▶ About this task:
In the records below, some lines contain "JSON"; state the number of such lines and nothing else.

********

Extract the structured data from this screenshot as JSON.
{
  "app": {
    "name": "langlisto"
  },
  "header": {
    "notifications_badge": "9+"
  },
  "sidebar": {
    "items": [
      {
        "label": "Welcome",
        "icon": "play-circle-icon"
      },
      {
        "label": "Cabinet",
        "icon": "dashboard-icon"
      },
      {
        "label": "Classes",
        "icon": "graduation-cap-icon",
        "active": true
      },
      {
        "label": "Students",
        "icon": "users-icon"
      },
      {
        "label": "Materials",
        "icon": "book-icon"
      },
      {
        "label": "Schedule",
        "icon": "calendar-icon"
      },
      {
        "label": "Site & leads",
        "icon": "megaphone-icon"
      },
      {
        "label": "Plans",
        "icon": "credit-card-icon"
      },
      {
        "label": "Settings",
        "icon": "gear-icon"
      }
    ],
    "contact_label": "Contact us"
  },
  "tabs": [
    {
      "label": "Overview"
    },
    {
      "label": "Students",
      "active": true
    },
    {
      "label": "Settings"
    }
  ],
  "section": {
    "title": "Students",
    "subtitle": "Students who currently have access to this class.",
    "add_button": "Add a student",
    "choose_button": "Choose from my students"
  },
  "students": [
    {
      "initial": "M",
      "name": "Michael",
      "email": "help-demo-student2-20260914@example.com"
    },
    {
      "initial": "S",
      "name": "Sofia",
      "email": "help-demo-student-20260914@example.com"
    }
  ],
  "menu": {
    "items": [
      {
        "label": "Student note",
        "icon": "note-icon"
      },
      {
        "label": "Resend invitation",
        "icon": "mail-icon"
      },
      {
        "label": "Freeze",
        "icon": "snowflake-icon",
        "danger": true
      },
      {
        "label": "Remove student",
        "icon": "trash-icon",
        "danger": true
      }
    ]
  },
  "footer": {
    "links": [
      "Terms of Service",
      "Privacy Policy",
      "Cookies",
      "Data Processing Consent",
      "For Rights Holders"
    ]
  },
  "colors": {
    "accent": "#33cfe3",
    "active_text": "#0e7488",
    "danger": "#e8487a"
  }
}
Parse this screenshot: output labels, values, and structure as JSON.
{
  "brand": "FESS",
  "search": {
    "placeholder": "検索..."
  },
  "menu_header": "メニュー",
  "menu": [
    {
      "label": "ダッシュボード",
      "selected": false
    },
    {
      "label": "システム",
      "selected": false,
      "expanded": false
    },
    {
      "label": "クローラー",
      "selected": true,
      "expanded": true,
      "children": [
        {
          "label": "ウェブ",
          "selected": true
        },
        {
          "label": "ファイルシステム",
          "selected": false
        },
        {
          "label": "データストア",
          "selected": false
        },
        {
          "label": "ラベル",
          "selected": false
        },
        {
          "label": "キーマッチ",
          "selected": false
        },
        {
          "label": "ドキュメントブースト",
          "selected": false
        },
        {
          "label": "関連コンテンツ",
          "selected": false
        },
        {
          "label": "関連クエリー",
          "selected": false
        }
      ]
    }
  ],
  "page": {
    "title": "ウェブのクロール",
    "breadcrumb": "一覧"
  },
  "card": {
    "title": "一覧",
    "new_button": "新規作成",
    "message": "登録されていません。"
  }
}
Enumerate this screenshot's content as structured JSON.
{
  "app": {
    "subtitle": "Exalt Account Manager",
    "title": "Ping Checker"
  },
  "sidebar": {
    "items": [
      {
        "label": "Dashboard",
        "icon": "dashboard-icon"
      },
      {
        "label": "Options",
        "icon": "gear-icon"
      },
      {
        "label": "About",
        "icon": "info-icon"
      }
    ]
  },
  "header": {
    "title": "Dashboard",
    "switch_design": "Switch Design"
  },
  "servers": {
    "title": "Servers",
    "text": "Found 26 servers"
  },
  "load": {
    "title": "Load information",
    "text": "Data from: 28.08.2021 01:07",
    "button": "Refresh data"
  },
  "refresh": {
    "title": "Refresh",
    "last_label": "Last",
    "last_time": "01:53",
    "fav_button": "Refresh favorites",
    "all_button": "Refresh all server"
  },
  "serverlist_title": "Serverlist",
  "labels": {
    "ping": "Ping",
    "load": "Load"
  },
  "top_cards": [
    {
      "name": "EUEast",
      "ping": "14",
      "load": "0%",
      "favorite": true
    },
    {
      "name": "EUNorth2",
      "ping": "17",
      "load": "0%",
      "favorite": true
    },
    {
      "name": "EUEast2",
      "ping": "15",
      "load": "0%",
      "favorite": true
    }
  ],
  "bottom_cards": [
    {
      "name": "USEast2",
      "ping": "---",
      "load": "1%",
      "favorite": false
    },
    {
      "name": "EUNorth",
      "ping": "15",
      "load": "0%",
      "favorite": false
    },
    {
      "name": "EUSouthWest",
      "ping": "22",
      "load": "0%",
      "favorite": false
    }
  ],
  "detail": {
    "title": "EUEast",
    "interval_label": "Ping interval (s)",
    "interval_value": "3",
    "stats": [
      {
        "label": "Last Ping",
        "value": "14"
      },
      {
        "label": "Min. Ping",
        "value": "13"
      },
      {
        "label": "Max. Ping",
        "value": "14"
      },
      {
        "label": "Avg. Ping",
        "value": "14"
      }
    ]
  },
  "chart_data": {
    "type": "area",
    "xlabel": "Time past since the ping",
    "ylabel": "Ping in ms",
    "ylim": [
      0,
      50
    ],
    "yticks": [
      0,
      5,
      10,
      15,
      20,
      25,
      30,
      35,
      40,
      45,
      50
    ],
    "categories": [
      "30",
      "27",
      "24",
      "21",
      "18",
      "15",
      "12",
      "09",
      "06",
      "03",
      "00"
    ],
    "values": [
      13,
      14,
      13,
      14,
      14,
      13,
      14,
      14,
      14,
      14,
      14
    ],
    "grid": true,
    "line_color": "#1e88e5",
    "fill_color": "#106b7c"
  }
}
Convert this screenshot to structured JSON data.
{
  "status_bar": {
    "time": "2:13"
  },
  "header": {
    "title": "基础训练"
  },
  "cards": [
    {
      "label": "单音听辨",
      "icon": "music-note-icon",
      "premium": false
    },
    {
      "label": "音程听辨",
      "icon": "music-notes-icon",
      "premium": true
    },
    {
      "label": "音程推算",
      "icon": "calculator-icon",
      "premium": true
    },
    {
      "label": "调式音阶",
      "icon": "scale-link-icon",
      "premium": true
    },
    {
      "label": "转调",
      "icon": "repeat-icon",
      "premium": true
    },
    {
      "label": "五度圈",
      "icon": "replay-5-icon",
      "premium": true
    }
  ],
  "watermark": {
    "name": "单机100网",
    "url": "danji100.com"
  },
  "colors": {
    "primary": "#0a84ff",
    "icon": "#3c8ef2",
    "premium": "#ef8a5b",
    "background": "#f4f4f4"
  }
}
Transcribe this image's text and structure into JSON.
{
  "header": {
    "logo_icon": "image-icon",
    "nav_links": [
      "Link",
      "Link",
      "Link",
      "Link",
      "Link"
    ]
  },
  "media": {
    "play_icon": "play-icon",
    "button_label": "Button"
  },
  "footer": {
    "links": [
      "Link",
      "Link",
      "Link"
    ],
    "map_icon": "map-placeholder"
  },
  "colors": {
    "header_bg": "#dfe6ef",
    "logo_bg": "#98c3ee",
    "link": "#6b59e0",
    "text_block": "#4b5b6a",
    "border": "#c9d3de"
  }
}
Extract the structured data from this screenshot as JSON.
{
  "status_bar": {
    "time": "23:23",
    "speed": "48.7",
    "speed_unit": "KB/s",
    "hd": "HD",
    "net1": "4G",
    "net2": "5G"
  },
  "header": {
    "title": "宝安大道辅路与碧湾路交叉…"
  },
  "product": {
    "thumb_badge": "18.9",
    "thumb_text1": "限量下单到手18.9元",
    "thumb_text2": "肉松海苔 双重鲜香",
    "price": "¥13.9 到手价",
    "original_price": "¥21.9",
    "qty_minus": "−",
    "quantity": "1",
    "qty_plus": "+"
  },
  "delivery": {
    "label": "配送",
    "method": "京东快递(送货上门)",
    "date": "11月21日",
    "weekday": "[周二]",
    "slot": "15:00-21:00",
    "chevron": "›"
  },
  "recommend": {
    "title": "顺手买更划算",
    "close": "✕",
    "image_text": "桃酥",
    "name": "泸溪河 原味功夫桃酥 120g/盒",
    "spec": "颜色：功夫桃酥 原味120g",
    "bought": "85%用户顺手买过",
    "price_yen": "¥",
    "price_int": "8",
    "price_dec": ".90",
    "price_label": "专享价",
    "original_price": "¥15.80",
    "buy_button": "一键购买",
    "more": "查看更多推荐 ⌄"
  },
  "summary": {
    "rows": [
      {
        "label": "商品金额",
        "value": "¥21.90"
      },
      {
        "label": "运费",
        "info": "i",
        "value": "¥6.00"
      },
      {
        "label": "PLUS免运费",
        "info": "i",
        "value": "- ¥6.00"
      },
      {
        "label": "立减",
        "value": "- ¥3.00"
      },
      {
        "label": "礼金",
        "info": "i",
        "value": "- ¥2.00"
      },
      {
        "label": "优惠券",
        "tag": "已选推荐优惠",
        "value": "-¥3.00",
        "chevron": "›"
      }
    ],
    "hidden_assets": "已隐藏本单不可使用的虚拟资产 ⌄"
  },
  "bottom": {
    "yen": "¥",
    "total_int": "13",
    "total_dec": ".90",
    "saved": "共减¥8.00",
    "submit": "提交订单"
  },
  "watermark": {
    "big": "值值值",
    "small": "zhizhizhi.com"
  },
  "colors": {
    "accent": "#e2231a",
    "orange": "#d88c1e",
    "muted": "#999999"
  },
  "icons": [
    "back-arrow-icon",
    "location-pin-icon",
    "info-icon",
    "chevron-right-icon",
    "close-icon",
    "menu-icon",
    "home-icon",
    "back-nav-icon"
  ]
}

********

▶ Your response:
6